Document Type


Degree Type

Master of Arts (MA)

Degree Name

Anthropology (Forensic Anthropology Option)

Department or School/College

Department of Anthropology

Committee Chair

Randall Skelton

Commitee Members

Dave Dyer, Ashley McKeown


scavenging, wolves, forensic anthropologu, taphonomy


University of Montana
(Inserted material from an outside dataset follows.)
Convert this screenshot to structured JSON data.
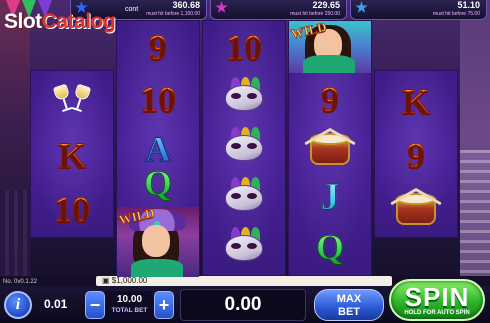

Forensic anthropologists often confront external influences on a body, whether they are human, animal, or environmental. One of the major and most common confounding factors for forensic anthropologists is animal scavenging and the damage this inflicts on the skeleton. The types of scavengers present vary from region to region, and in the Northwest, large carnivores such as bears, mountain lions, and canids are abundant. These types of carnivores can not only inflict incredible trauma to a skeleton, they can also disperse the remains over very large areas, making it difficult for forensic teams to recover all of the skeletal elements for identification. Research has been done on tooth mark and bite mark patterns so that scavengers can be differentiated, but there is very little research on how an animal’s behavior may affect the context of a deposition site. The purpose of this research is to closely examine the scavenging patterns of a large carnivore common in the Northwest, wolves, by presenting a carcass to a captive wolf pack and visually observing their behavior, especially scavenging behaviors such as targeted areas of the body, the dispersal of remains, and caching. The hypothesis is that if a scavenger is able to be identified at the scene, then based on the animal’s typical scavenging behavior, forensic professionals can narrow the parameters of their search and hopefully recover more skeletal elements that could be crucial to reconstructing the context of the scene. The results of this study reject the null hypothesis that scavengers cannot by distinguished from one another based on their patterns of behavior when encountering a carcass. The scavenging behavior of a wolf pack varies significantly from that of bears or mountain lions, given the differences between pack hunters and solitary hunters. It will be considerably harder to distinguish between wolves and other canids, especially coyotes, although differences in tooth and jaw morphology may assist with this.



© Copyright 2012 Jamie Bankaitis